■ **Items listed in a dataset**
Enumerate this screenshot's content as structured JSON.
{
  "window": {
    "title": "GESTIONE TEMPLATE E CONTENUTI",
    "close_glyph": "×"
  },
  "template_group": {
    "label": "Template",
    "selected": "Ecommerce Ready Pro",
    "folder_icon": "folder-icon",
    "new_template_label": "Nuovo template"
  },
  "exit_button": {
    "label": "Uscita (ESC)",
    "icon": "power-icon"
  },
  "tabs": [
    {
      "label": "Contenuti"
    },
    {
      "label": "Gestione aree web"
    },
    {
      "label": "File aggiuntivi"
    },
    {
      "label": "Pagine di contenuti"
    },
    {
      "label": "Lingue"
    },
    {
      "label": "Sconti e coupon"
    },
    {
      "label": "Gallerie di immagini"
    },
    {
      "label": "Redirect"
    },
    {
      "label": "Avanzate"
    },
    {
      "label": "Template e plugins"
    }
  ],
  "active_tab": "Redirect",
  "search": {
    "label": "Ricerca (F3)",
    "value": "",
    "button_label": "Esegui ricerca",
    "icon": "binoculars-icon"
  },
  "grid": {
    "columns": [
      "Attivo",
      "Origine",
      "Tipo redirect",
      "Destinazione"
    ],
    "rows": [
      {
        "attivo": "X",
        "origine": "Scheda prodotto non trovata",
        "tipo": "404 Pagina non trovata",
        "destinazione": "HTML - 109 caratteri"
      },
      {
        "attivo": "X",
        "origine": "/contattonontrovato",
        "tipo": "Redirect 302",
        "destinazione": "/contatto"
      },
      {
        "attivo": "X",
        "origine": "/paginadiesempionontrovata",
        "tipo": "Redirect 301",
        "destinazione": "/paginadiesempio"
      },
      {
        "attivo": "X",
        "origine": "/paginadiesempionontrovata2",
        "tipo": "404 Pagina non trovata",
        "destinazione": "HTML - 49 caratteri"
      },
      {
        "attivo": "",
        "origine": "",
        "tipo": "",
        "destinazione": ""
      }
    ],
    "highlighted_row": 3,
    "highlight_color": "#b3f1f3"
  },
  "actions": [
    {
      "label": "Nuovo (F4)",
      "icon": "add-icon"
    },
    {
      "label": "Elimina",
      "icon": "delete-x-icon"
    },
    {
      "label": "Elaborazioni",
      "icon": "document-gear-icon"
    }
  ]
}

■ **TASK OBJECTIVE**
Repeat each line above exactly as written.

■ **TASK RESULT**
Enumerate this screenshot's content as structured JSON.
{
  "window": {
    "title": "GESTIONE TEMPLATE E CONTENUTI",
    "close_glyph": "×"
  },
  "template_group": {
    "label": "Template",
    "selected": "Ecommerce Ready Pro",
    "folder_icon": "folder-icon",
    "new_template_label": "Nuovo template"
  },
  "exit_button": {
    "label": "Uscita (ESC)",
    "icon": "power-icon"
  },
  "tabs": [
    {
      "label": "Contenuti"
    },
    {
      "label": "Gestione aree web"
    },
    {
      "label": "File aggiuntivi"
    },
    {
      "label": "Pagine di contenuti"
    },
    {
      "label": "Lingue"
    },
    {
      "label": "Sconti e coupon"
    },
    {
      "label": "Gallerie di immagini"
    },
    {
      "label": "Redirect"
    },
    {
      "label": "Avanzate"
    },
    {
      "label": "Template e plugins"
    }
  ],
  "active_tab": "Redirect",
  "search": {
    "label": "Ricerca (F3)",
    "value": "",
    "button_label": "Esegui ricerca",
    "icon": "binoculars-icon"
  },
  "grid": {
    "columns": [
      "Attivo",
      "Origine",
      "Tipo redirect",
      "Destinazione"
    ],
    "rows": [
      {
        "attivo": "X",
        "origine": "Scheda prodotto non trovata",
        "tipo": "404 Pagina non trovata",
        "destinazione": "HTML - 109 caratteri"
      },
      {
        "attivo": "X",
        "origine": "/contattonontrovato",
        "tipo": "Redirect 302",
        "destinazione": "/contatto"
      },
      {
        "attivo": "X",
        "origine": "/paginadiesempionontrovata",
        "tipo": "Redirect 301",
        "destinazione": "/paginadiesempio"
      },
      {
        "attivo": "X",
        "origine": "/paginadiesempionontrovata2",
        "tipo": "404 Pagina non trovata",
        "destinazione": "HTML - 49 caratteri"
      },
      {
        "attivo": "",
        "origine": "",
        "tipo": "",
        "destinazione": ""
      }
    ],
    "highlighted_row": 3,
    "highlight_color": "#b3f1f3"
  },
  "actions": [
    {
      "label": "Nuovo (F4)",
      "icon": "add-icon"
    },
    {
      "label": "Elimina",
      "icon": "delete-x-icon"
    },
    {
      "label": "Elaborazioni",
      "icon": "document-gear-icon"
    }
  ]
}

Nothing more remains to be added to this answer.